**EXERCISE GOAL**:
Give back the records below exactly, every one, with no pictures.

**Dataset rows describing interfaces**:
»»

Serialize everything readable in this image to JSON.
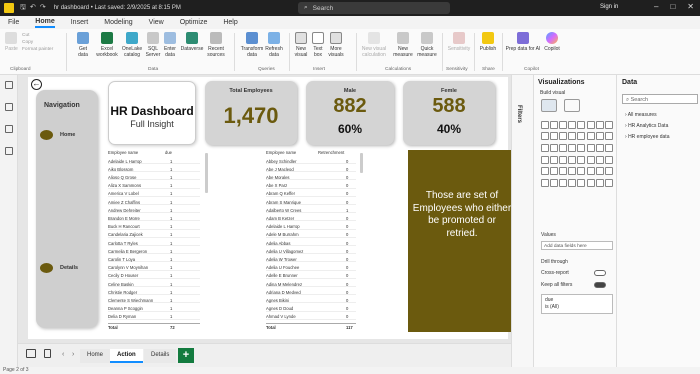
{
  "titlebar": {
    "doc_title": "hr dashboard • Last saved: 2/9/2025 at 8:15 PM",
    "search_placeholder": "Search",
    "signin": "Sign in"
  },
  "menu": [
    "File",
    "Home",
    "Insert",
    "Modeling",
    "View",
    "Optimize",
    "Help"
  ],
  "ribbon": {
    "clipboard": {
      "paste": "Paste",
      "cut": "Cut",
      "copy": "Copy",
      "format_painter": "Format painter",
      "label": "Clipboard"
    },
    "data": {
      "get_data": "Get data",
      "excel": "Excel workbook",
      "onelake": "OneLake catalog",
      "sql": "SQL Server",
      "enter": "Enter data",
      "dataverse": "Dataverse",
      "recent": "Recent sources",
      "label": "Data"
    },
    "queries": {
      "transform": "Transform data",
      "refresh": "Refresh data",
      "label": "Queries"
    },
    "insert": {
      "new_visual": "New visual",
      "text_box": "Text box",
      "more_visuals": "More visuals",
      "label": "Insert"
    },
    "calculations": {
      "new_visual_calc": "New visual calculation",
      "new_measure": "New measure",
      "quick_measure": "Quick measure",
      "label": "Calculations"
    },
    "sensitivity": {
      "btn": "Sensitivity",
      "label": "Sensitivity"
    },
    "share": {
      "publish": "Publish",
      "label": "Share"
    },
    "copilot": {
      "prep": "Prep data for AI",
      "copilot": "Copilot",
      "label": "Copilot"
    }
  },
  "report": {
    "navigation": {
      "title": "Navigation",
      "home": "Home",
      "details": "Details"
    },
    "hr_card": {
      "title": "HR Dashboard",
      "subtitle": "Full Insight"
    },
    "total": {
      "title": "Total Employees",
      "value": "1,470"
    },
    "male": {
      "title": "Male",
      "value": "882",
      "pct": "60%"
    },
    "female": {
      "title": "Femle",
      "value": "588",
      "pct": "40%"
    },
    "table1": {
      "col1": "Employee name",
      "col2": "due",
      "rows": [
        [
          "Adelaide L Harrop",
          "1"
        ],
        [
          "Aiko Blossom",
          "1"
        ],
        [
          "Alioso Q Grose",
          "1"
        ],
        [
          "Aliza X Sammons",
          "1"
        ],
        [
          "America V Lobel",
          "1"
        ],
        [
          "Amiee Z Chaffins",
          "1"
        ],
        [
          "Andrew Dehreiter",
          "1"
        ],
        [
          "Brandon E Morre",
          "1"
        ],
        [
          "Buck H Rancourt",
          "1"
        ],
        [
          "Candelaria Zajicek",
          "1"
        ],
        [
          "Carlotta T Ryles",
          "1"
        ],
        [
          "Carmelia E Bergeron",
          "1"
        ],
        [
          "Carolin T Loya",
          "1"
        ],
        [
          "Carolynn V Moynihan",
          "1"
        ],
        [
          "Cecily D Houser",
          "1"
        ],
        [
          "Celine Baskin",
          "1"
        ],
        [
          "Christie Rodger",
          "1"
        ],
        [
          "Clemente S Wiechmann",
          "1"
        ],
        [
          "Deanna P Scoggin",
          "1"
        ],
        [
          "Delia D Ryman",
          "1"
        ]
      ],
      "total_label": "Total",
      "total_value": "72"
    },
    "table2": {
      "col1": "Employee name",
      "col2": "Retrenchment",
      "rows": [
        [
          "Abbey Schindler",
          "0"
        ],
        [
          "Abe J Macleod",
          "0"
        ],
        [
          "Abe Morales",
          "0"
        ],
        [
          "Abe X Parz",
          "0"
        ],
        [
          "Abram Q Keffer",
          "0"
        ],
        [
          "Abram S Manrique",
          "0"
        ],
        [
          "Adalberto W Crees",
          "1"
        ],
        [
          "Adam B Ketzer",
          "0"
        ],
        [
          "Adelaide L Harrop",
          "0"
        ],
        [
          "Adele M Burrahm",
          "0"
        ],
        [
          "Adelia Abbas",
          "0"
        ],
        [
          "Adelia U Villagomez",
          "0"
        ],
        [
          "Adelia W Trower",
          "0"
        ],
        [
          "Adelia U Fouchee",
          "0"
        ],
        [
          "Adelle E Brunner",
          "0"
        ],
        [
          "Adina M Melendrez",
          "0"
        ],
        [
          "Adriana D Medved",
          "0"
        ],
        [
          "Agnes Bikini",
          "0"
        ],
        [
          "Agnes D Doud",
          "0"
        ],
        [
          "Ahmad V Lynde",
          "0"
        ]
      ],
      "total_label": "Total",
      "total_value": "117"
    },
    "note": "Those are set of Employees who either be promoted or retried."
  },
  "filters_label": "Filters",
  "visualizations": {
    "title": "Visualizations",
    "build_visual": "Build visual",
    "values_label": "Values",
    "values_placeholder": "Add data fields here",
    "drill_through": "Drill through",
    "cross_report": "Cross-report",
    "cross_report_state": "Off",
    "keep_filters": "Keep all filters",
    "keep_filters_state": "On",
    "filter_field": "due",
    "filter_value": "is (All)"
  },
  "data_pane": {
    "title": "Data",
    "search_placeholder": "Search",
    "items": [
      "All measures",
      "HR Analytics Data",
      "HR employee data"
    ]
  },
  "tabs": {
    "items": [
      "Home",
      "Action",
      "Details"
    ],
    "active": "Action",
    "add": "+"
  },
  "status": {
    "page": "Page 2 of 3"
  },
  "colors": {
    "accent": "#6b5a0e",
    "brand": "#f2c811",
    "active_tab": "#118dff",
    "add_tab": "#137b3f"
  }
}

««

**EXERCISE RESPONSE**:
Serialize everything readable in this image to JSON.
{
  "titlebar": {
    "doc_title": "hr dashboard • Last saved: 2/9/2025 at 8:15 PM",
    "search_placeholder": "Search",
    "signin": "Sign in"
  },
  "menu": [
    "File",
    "Home",
    "Insert",
    "Modeling",
    "View",
    "Optimize",
    "Help"
  ],
  "ribbon": {
    "clipboard": {
      "paste": "Paste",
      "cut": "Cut",
      "copy": "Copy",
      "format_painter": "Format painter",
      "label": "Clipboard"
    },
    "data": {
      "get_data": "Get data",
      "excel": "Excel workbook",
      "onelake": "OneLake catalog",
      "sql": "SQL Server",
      "enter": "Enter data",
      "dataverse": "Dataverse",
      "recent": "Recent sources",
      "label": "Data"
    },
    "queries": {
      "transform": "Transform data",
      "refresh": "Refresh data",
      "label": "Queries"
    },
    "insert": {
      "new_visual": "New visual",
      "text_box": "Text box",
      "more_visuals": "More visuals",
      "label": "Insert"
    },
    "calculations": {
      "new_visual_calc": "New visual calculation",
      "new_measure": "New measure",
      "quick_measure": "Quick measure",
      "label": "Calculations"
    },
    "sensitivity": {
      "btn": "Sensitivity",
      "label": "Sensitivity"
    },
    "share": {
      "publish": "Publish",
      "label": "Share"
    },
    "copilot": {
      "prep": "Prep data for AI",
      "copilot": "Copilot",
      "label": "Copilot"
    }
  },
  "report": {
    "navigation": {
      "title": "Navigation",
      "home": "Home",
      "details": "Details"
    },
    "hr_card": {
      "title": "HR Dashboard",
      "subtitle": "Full Insight"
    },
    "total": {
      "title": "Total Employees",
      "value": "1,470"
    },
    "male": {
      "title": "Male",
      "value": "882",
      "pct": "60%"
    },
    "female": {
      "title": "Femle",
      "value": "588",
      "pct": "40%"
    },
    "table1": {
      "col1": "Employee name",
      "col2": "due",
      "rows": [
        [
          "Adelaide L Harrop",
          "1"
        ],
        [
          "Aiko Blossom",
          "1"
        ],
        [
          "Alioso Q Grose",
          "1"
        ],
        [
          "Aliza X Sammons",
          "1"
        ],
        [
          "America V Lobel",
          "1"
        ],
        [
          "Amiee Z Chaffins",
          "1"
        ],
        [
          "Andrew Dehreiter",
          "1"
        ],
        [
          "Brandon E Morre",
          "1"
        ],
        [
          "Buck H Rancourt",
          "1"
        ],
        [
          "Candelaria Zajicek",
          "1"
        ],
        [
          "Carlotta T Ryles",
          "1"
        ],
        [
          "Carmelia E Bergeron",
          "1"
        ],
        [
          "Carolin T Loya",
          "1"
        ],
        [
          "Carolynn V Moynihan",
          "1"
        ],
        [
          "Cecily D Houser",
          "1"
        ],
        [
          "Celine Baskin",
          "1"
        ],
        [
          "Christie Rodger",
          "1"
        ],
        [
          "Clemente S Wiechmann",
          "1"
        ],
        [
          "Deanna P Scoggin",
          "1"
        ],
        [
          "Delia D Ryman",
          "1"
        ]
      ],
      "total_label": "Total",
      "total_value": "72"
    },
    "table2": {
      "col1": "Employee name",
      "col2": "Retrenchment",
      "rows": [
        [
          "Abbey Schindler",
          "0"
        ],
        [
          "Abe J Macleod",
          "0"
        ],
        [
          "Abe Morales",
          "0"
        ],
        [
          "Abe X Parz",
          "0"
        ],
        [
          "Abram Q Keffer",
          "0"
        ],
        [
          "Abram S Manrique",
          "0"
        ],
        [
          "Adalberto W Crees",
          "1"
        ],
        [
          "Adam B Ketzer",
          "0"
        ],
        [
          "Adelaide L Harrop",
          "0"
        ],
        [
          "Adele M Burrahm",
          "0"
        ],
        [
          "Adelia Abbas",
          "0"
        ],
        [
          "Adelia U Villagomez",
          "0"
        ],
        [
          "Adelia W Trower",
          "0"
        ],
        [
          "Adelia U Fouchee",
          "0"
        ],
        [
          "Adelle E Brunner",
          "0"
        ],
        [
          "Adina M Melendrez",
          "0"
        ],
        [
          "Adriana D Medved",
          "0"
        ],
        [
          "Agnes Bikini",
          "0"
        ],
        [
          "Agnes D Doud",
          "0"
        ],
        [
          "Ahmad V Lynde",
          "0"
        ]
      ],
      "total_label": "Total",
      "total_value": "117"
    },
    "note": "Those are set of Employees who either be promoted or retried."
  },
  "filters_label": "Filters",
  "visualizations": {
    "title": "Visualizations",
    "build_visual": "Build visual",
    "values_label": "Values",
    "values_placeholder": "Add data fields here",
    "drill_through": "Drill through",
    "cross_report": "Cross-report",
    "cross_report_state": "Off",
    "keep_filters": "Keep all filters",
    "keep_filters_state": "On",
    "filter_field": "due",
    "filter_value": "is (All)"
  },
  "data_pane": {
    "title": "Data",
    "search_placeholder": "Search",
    "items": [
      "All measures",
      "HR Analytics Data",
      "HR employee data"
    ]
  },
  "tabs": {
    "items": [
      "Home",
      "Action",
      "Details"
    ],
    "active": "Action",
    "add": "+"
  },
  "status": {
    "page": "Page 2 of 3"
  },
  "colors": {
    "accent": "#6b5a0e",
    "brand": "#f2c811",
    "active_tab": "#118dff",
    "add_tab": "#137b3f"
  }
}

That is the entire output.